“Of the 100 most un-banked communities in the country, 17 are in Mississippi,” said Sen. John Horhn, D-Jackson, co-author of Senate Bill 2634 along with Sen. Chris Caughman, R-Mendenhall.
Horhn said the program, similar to ones being run by a majority of other states, would be funded up to about $1 million with federal Temporary Assistance for Needy Families money, with the goal of helping people get off welfare.
Horhn said it would help poor families create savings accounts, provide them with financial literacy training — which would be required for the program — and that the savings would not affect their eligibility for TANF benefits. He said it would only apply to people with net incomes of less than $10,000, and at most only about 3,700 people would qualify.
“I believe this is a wise use of resources and helping people with financial literacy and helping them to become financially stable,” Horhn said. “Forty other states are doing this, and they are seeing people being moved off the welfare rolls.”
But passage of the measure out of Senate committees brought philosophical and political debate. The bill was passed from committee with a “reverse repealer,” meaning it could not be passed into law without much more debate and changes.
“I appreciate what you’re trying to do here, but my concern is that this is a financial inducement from taxpayers’ money … federal money is still taxpayers’ money,” said Sen. Chris McDaniel, R-Ellisville. “The taxpayers are being taken advantage of twice with this program. No one is saying we shouldn’t be teaching financial literacy. But this takes dollars from taxpayers and redistributes it to other taxpayers.”
Hohrn countered that TANF “is a program with a cycle of dependency, and this is a program trying to end that cycle and provide financial independence.” Sen. David Parker, R-Olive Branch, also defended the bill as worth trying, and questioned whether those philosophically opposed to spending the tax dollars pick and choose when they stand by that philosophy.
Parker also noted that Mississippi has tens of millions of dollars in unspent TANF funds.
Mississippi’s welfare program has been rocked by scandal and state and federal criminal investigations and charges into millions of dollars allegedly misspent or stolen.
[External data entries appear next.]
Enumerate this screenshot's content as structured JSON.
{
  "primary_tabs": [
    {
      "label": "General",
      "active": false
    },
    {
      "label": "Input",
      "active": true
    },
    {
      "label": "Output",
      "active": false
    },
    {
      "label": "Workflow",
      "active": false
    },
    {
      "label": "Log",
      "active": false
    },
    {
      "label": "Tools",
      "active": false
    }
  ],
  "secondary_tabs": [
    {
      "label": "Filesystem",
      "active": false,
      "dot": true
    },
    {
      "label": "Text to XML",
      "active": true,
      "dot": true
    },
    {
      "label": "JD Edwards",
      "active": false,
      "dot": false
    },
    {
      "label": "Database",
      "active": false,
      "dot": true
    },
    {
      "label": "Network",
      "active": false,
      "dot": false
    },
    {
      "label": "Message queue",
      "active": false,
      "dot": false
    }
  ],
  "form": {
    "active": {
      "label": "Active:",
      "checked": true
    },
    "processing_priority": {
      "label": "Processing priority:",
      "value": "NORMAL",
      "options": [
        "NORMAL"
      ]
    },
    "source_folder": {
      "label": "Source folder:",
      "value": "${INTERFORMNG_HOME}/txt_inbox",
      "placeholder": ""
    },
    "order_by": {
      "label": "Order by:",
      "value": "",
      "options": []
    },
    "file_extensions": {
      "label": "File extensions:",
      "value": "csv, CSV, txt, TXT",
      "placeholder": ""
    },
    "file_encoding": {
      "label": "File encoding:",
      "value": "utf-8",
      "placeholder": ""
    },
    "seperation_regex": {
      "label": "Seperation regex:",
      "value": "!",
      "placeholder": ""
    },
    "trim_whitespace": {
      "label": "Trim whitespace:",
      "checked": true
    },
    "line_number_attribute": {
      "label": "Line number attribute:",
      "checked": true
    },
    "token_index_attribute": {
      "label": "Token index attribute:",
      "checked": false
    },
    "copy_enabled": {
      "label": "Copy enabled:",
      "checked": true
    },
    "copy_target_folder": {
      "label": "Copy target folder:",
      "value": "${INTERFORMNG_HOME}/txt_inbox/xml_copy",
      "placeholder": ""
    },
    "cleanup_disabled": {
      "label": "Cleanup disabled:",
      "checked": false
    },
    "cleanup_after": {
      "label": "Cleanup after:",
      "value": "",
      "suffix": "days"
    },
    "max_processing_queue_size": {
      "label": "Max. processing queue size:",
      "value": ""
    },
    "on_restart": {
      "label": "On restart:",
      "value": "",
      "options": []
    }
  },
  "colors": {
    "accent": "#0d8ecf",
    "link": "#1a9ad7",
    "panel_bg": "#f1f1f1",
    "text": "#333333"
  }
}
The proposed savings program would provide matching funds up to $2,000 for a qualified individual and $4,000 for a family. The program would include financial literacy training for beneficiaries, and they would be limited in how they could spend the savings to only large items such as college education, purchasing a home, or purchasing a vehicle for work.